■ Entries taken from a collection

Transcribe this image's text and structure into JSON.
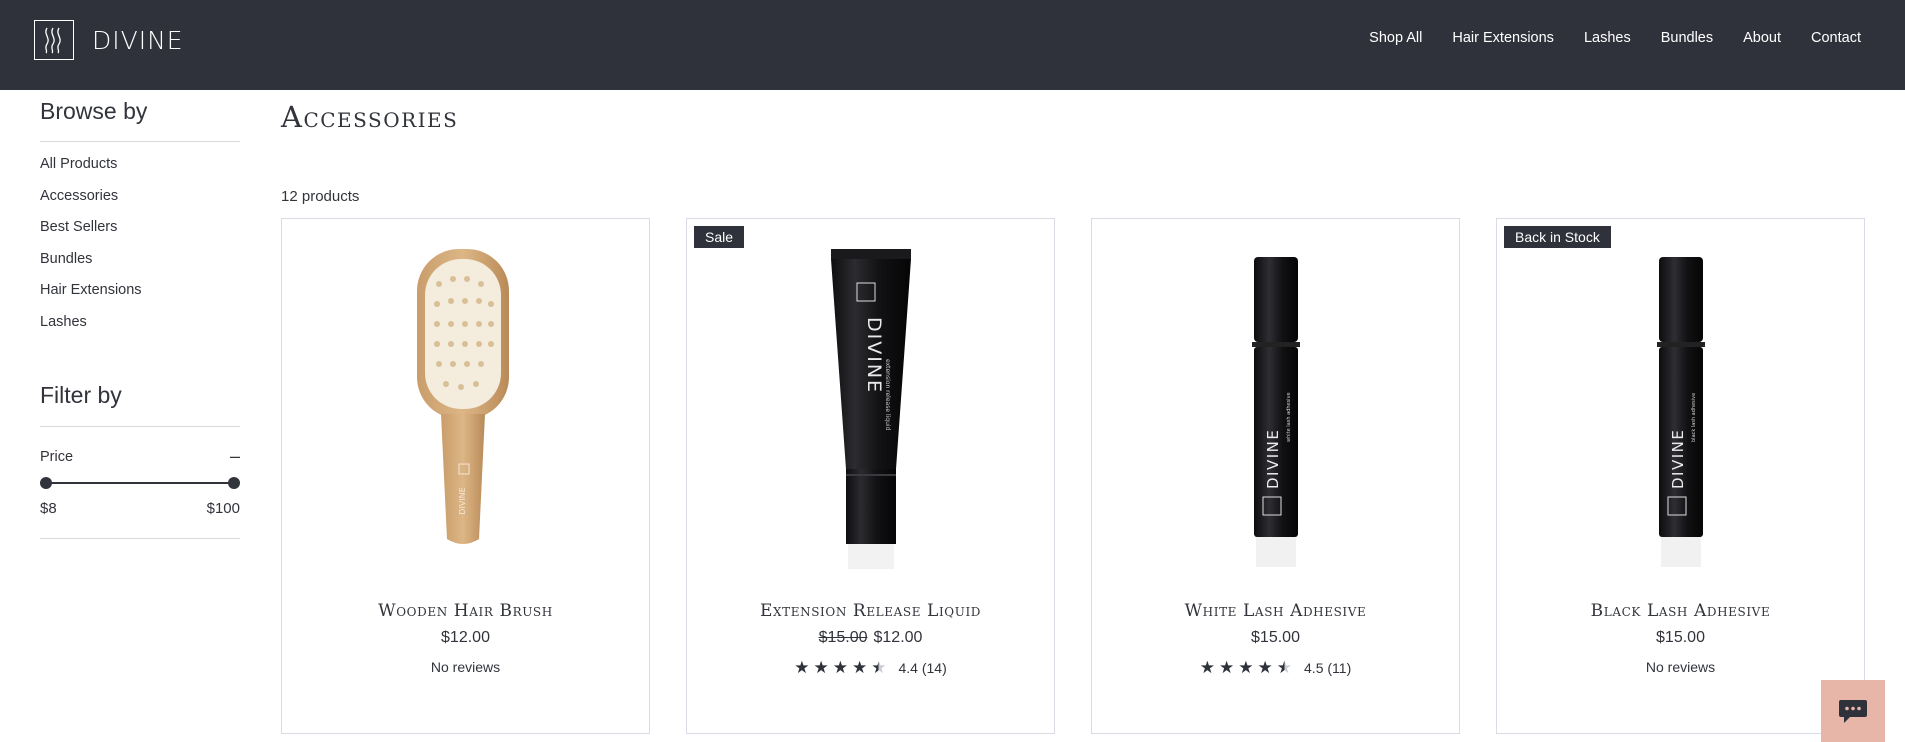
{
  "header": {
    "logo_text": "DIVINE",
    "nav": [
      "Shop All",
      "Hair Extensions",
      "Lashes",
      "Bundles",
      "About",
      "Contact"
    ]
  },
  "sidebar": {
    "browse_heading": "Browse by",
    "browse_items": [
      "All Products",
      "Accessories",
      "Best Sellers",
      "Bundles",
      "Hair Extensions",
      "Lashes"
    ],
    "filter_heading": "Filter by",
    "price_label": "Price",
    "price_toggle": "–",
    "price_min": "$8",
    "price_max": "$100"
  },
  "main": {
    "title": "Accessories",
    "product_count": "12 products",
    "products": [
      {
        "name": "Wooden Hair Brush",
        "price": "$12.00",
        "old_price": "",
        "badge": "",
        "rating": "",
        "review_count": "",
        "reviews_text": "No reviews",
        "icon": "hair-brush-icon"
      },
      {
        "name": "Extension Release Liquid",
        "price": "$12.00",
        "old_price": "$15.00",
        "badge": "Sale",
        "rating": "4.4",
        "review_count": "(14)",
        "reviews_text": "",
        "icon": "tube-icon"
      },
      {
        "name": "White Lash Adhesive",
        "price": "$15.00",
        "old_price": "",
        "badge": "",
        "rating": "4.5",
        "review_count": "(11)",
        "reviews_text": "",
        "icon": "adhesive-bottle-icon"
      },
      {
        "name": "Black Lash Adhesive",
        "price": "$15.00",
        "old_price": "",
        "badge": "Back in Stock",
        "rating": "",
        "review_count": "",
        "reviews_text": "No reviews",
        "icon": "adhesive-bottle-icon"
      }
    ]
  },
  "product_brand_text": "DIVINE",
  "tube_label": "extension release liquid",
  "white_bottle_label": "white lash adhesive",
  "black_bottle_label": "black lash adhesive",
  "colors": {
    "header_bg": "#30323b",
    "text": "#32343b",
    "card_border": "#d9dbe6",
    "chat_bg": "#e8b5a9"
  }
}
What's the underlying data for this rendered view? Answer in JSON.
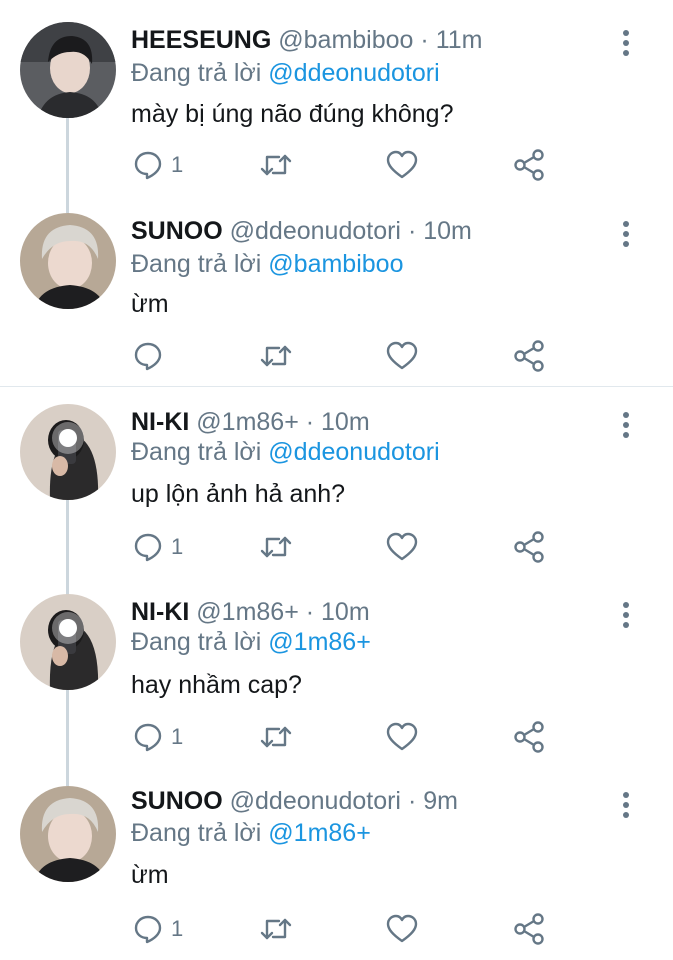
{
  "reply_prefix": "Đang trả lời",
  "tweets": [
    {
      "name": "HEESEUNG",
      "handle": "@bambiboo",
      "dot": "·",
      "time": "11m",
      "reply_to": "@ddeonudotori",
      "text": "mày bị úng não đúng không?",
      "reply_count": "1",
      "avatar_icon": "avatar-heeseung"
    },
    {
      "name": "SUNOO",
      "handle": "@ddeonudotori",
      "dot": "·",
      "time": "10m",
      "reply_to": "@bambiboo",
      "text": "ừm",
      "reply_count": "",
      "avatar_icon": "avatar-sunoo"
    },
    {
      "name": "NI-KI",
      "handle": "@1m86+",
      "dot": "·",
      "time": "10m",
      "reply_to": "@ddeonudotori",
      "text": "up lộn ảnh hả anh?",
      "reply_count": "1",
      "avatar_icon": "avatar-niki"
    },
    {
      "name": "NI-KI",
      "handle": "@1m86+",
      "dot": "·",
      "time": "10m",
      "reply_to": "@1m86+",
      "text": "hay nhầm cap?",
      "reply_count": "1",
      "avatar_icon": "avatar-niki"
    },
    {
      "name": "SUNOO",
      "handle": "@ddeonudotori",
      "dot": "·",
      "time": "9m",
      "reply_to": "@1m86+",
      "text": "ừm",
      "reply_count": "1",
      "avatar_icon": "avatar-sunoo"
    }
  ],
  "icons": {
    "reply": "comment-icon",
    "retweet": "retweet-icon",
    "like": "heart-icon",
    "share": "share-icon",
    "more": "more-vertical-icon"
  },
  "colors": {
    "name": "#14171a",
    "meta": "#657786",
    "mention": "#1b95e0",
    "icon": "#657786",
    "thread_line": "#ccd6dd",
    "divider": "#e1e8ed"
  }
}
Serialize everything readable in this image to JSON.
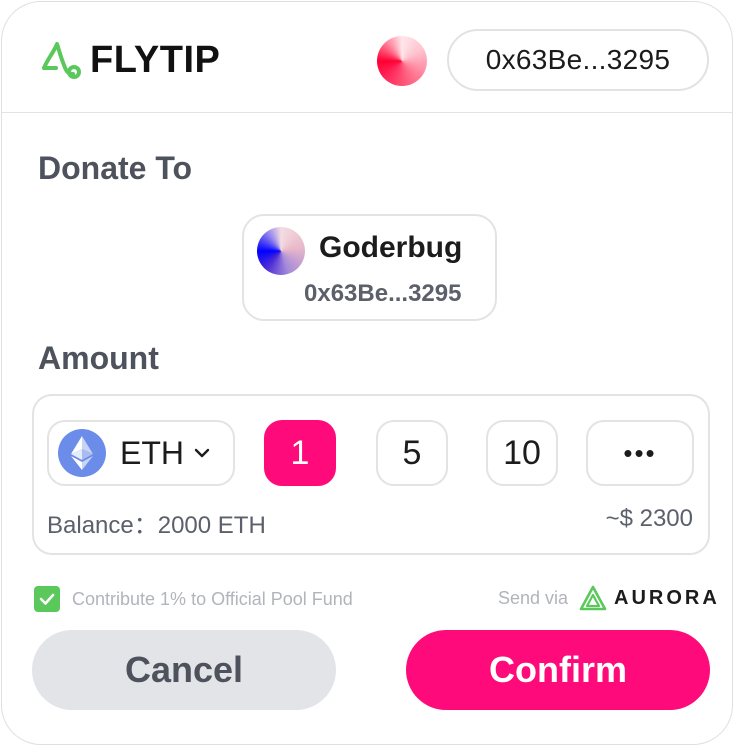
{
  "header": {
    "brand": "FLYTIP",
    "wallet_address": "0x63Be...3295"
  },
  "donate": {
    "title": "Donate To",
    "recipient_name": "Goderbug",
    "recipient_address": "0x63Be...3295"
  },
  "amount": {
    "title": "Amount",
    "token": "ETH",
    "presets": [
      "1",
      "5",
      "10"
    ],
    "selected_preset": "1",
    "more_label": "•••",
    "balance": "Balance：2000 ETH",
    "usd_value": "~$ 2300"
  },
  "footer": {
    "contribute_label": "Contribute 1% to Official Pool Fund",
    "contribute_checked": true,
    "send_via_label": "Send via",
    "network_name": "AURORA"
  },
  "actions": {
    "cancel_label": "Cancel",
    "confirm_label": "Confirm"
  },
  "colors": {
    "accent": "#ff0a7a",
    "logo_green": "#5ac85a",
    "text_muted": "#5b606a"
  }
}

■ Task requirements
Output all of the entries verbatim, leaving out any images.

■ Output for this exercise
Transcribe this image's text and structure into JSON.
{
  "header": {
    "logo_text": "DIVINE",
    "nav": [
      "Shop All",
      "Hair Extensions",
      "Lashes",
      "Bundles",
      "About",
      "Contact"
    ]
  },
  "sidebar": {
    "browse_heading": "Browse by",
    "browse_items": [
      "All Products",
      "Accessories",
      "Best Sellers",
      "Bundles",
      "Hair Extensions",
      "Lashes"
    ],
    "filter_heading": "Filter by",
    "price_label": "Price",
    "price_toggle": "–",
    "price_min": "$8",
    "price_max": "$100"
  },
  "main": {
    "title": "Accessories",
    "product_count": "12 products",
    "products": [
      {
        "name": "Wooden Hair Brush",
        "price": "$12.00",
        "old_price": "",
        "badge": "",
        "rating": "",
        "review_count": "",
        "reviews_text": "No reviews",
        "icon": "hair-brush-icon"
      },
      {
        "name": "Extension Release Liquid",
        "price": "$12.00",
        "old_price": "$15.00",
        "badge": "Sale",
        "rating": "4.4",
        "review_count": "(14)",
        "reviews_text": "",
        "icon": "tube-icon"
      },
      {
        "name": "White Lash Adhesive",
        "price": "$15.00",
        "old_price": "",
        "badge": "",
        "rating": "4.5",
        "review_count": "(11)",
        "reviews_text": "",
        "icon": "adhesive-bottle-icon"
      },
      {
        "name": "Black Lash Adhesive",
        "price": "$15.00",
        "old_price": "",
        "badge": "Back in Stock",
        "rating": "",
        "review_count": "",
        "reviews_text": "No reviews",
        "icon": "adhesive-bottle-icon"
      }
    ]
  },
  "product_brand_text": "DIVINE",
  "tube_label": "extension release liquid",
  "white_bottle_label": "white lash adhesive",
  "black_bottle_label": "black lash adhesive",
  "colors": {
    "header_bg": "#30323b",
    "text": "#32343b",
    "card_border": "#d9dbe6",
    "chat_bg": "#e8b5a9"
  }
}
What's the underlying data for this rendered view? Answer in JSON.
{
  "reply_prefix": "Đang trả lời",
  "tweets": [
    {
      "name": "HEESEUNG",
      "handle": "@bambiboo",
      "dot": "·",
      "time": "11m",
      "reply_to": "@ddeonudotori",
      "text": "mày bị úng não đúng không?",
      "reply_count": "1",
      "avatar_icon": "avatar-heeseung"
    },
    {
      "name": "SUNOO",
      "handle": "@ddeonudotori",
      "dot": "·",
      "time": "10m",
      "reply_to": "@bambiboo",
      "text": "ừm",
      "reply_count": "",
      "avatar_icon": "avatar-sunoo"
    },
    {
      "name": "NI-KI",
      "handle": "@1m86+",
      "dot": "·",
      "time": "10m",
      "reply_to": "@ddeonudotori",
      "text": "up lộn ảnh hả anh?",
      "reply_count": "1",
      "avatar_icon": "avatar-niki"
    },
    {
      "name": "NI-KI",
      "handle": "@1m86+",
      "dot": "·",
      "time": "10m",
      "reply_to": "@1m86+",
      "text": "hay nhầm cap?",
      "reply_count": "1",
      "avatar_icon": "avatar-niki"
    },
    {
      "name": "SUNOO",
      "handle": "@ddeonudotori",
      "dot": "·",
      "time": "9m",
      "reply_to": "@1m86+",
      "text": "ừm",
      "reply_count": "1",
      "avatar_icon": "avatar-sunoo"
    }
  ],
  "icons": {
    "reply": "comment-icon",
    "retweet": "retweet-icon",
    "like": "heart-icon",
    "share": "share-icon",
    "more": "more-vertical-icon"
  },
  "colors": {
    "name": "#14171a",
    "meta": "#657786",
    "mention": "#1b95e0",
    "icon": "#657786",
    "thread_line": "#ccd6dd",
    "divider": "#e1e8ed"
  }
}
Serialize everything readable in this image to JSON.
{
  "header": {
    "brand": "FLYTIP",
    "wallet_address": "0x63Be...3295"
  },
  "donate": {
    "title": "Donate To",
    "recipient_name": "Goderbug",
    "recipient_address": "0x63Be...3295"
  },
  "amount": {
    "title": "Amount",
    "token": "ETH",
    "presets": [
      "1",
      "5",
      "10"
    ],
    "selected_preset": "1",
    "more_label": "•••",
    "balance": "Balance：2000 ETH",
    "usd_value": "~$ 2300"
  },
  "footer": {
    "contribute_label": "Contribute 1% to Official Pool Fund",
    "contribute_checked": true,
    "send_via_label": "Send via",
    "network_name": "AURORA"
  },
  "actions": {
    "cancel_label": "Cancel",
    "confirm_label": "Confirm"
  },
  "colors": {
    "accent": "#ff0a7a",
    "logo_green": "#5ac85a",
    "text_muted": "#5b606a"
  }
}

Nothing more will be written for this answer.